Input material —
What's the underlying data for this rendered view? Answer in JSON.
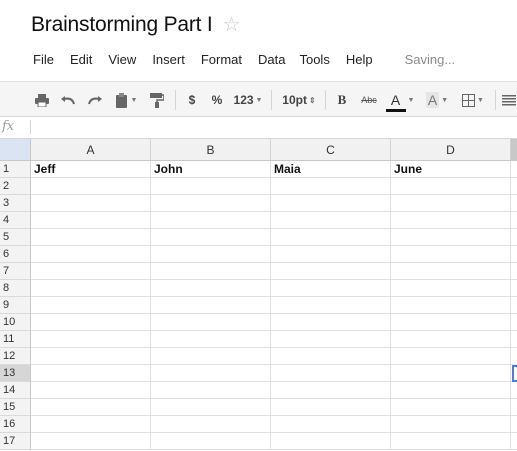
{
  "document": {
    "title": "Brainstorming Part I",
    "star_glyph": "☆"
  },
  "menu": {
    "items": [
      "File",
      "Edit",
      "View",
      "Insert",
      "Format",
      "Data",
      "Tools",
      "Help"
    ],
    "status": "Saving..."
  },
  "toolbar": {
    "currency": "$",
    "percent": "%",
    "number_format": "123",
    "font_size": "10pt",
    "bold": "B",
    "strikethrough": "Abc",
    "text_color": "A",
    "fill_color": "A"
  },
  "formula_bar": {
    "label": "fx",
    "value": ""
  },
  "sheet": {
    "columns": [
      "A",
      "B",
      "C",
      "D"
    ],
    "rows": [
      "1",
      "2",
      "3",
      "4",
      "5",
      "6",
      "7",
      "8",
      "9",
      "10",
      "11",
      "12",
      "13",
      "14",
      "15",
      "16",
      "17"
    ],
    "row1": [
      "Jeff",
      "John",
      "Maia",
      "June"
    ],
    "selected_row": "13"
  },
  "colors": {
    "selection": "#4a7ee6",
    "toolbar_bg": "#f5f5f5"
  }
}
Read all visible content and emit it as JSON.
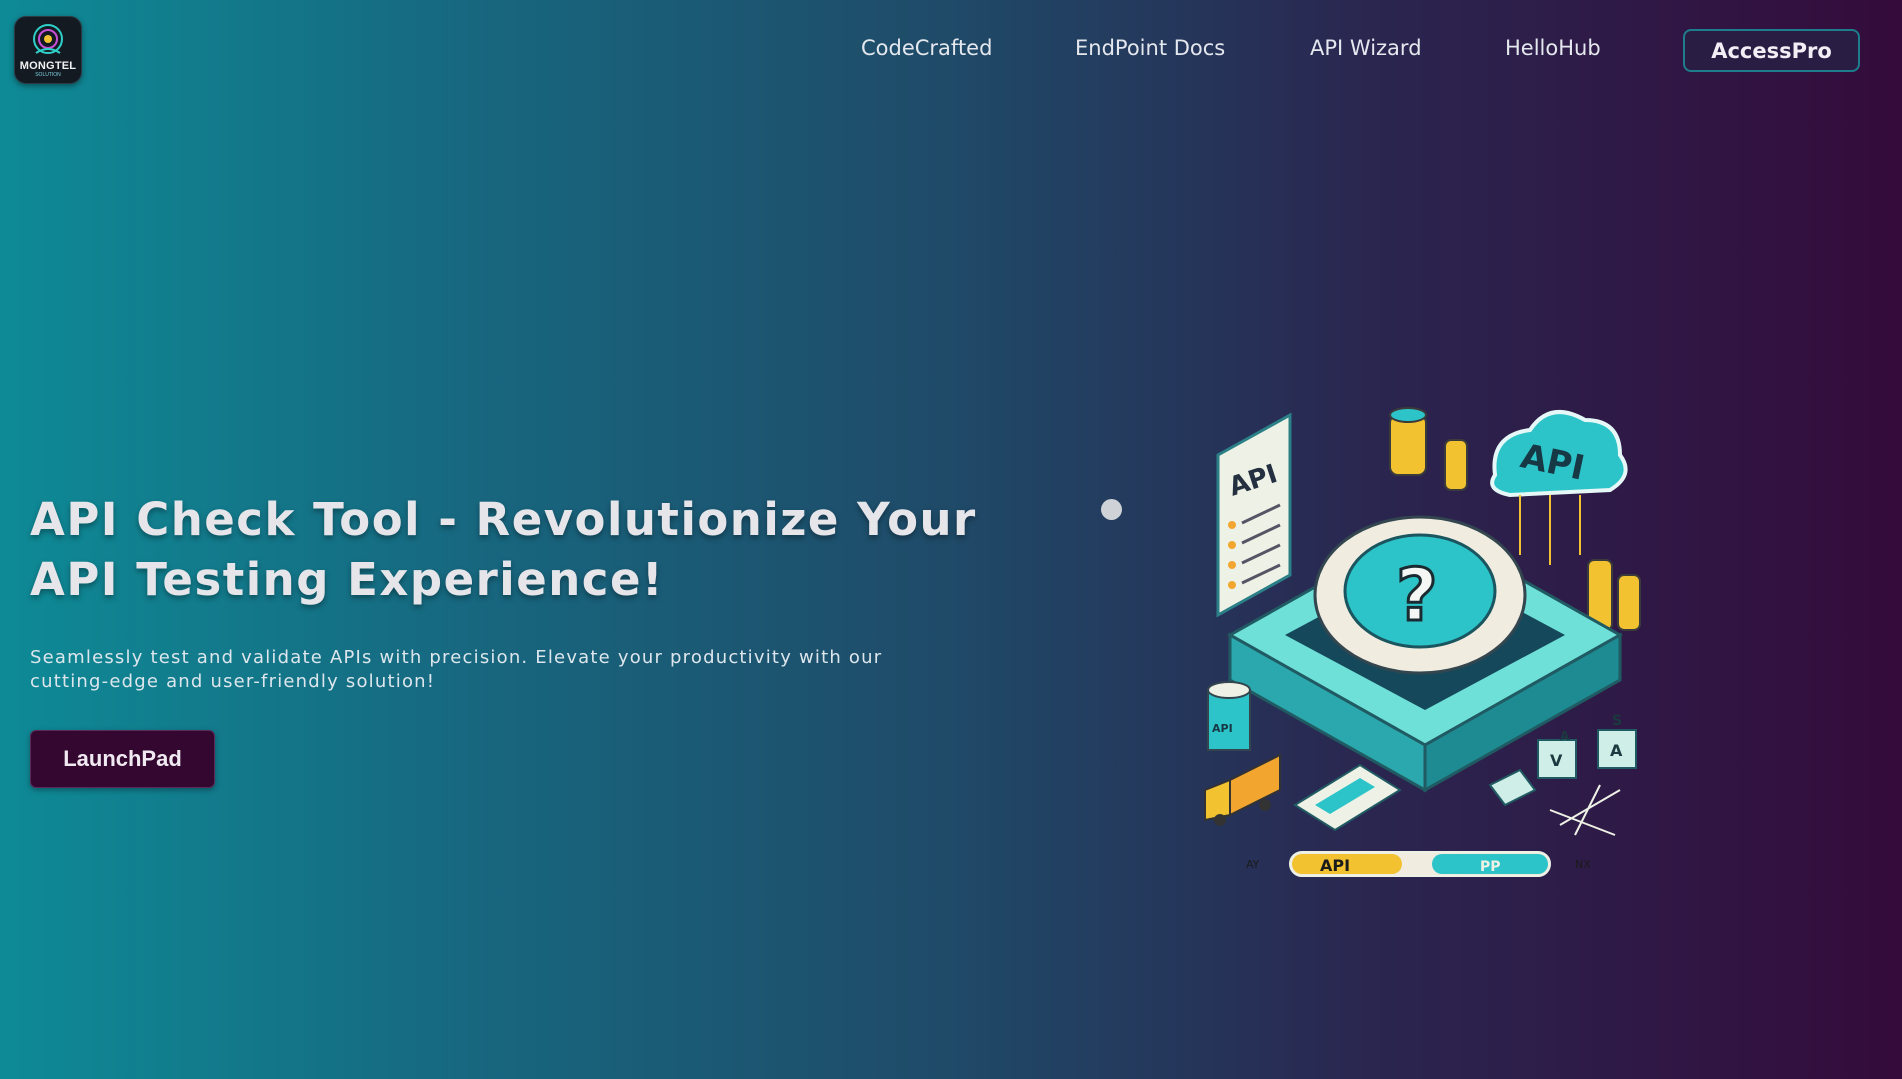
{
  "logo": {
    "text": "MONGTEL",
    "subtext": "SOLUTION"
  },
  "nav": {
    "links": [
      {
        "label": "CodeCrafted"
      },
      {
        "label": "EndPoint Docs"
      },
      {
        "label": "API Wizard"
      },
      {
        "label": "HelloHub"
      }
    ],
    "cta_label": "AccessPro"
  },
  "hero": {
    "title": "API Check Tool - Revolutionize Your API Testing Experience!",
    "subtitle": "Seamlessly test and validate APIs with precision. Elevate your productivity with our cutting-edge and user-friendly solution!",
    "button_label": "LaunchPad"
  },
  "illustration": {
    "labels": {
      "document": "API",
      "cloud": "API",
      "database": "API",
      "bar_left": "API",
      "bar_right": "PP",
      "tick_left": "AY",
      "tick_right": "NX",
      "cube_1": "V",
      "cube_2": "A",
      "cube_3": "S",
      "cube_4": "A"
    }
  },
  "colors": {
    "gradient_start": "#0e8a96",
    "gradient_end": "#340b3b",
    "button_bg": "#33072f",
    "accent_teal": "#2cc4c8",
    "accent_yellow": "#f2c230"
  }
}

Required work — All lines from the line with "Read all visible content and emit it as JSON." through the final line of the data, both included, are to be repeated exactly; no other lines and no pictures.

Exercise answer —
Read all visible content and emit it as JSON.
{
  "logo": {
    "text": "MONGTEL",
    "subtext": "SOLUTION"
  },
  "nav": {
    "links": [
      {
        "label": "CodeCrafted"
      },
      {
        "label": "EndPoint Docs"
      },
      {
        "label": "API Wizard"
      },
      {
        "label": "HelloHub"
      }
    ],
    "cta_label": "AccessPro"
  },
  "hero": {
    "title": "API Check Tool - Revolutionize Your API Testing Experience!",
    "subtitle": "Seamlessly test and validate APIs with precision. Elevate your productivity with our cutting-edge and user-friendly solution!",
    "button_label": "LaunchPad"
  },
  "illustration": {
    "labels": {
      "document": "API",
      "cloud": "API",
      "database": "API",
      "bar_left": "API",
      "bar_right": "PP",
      "tick_left": "AY",
      "tick_right": "NX",
      "cube_1": "V",
      "cube_2": "A",
      "cube_3": "S",
      "cube_4": "A"
    }
  },
  "colors": {
    "gradient_start": "#0e8a96",
    "gradient_end": "#340b3b",
    "button_bg": "#33072f",
    "accent_teal": "#2cc4c8",
    "accent_yellow": "#f2c230"
  }
}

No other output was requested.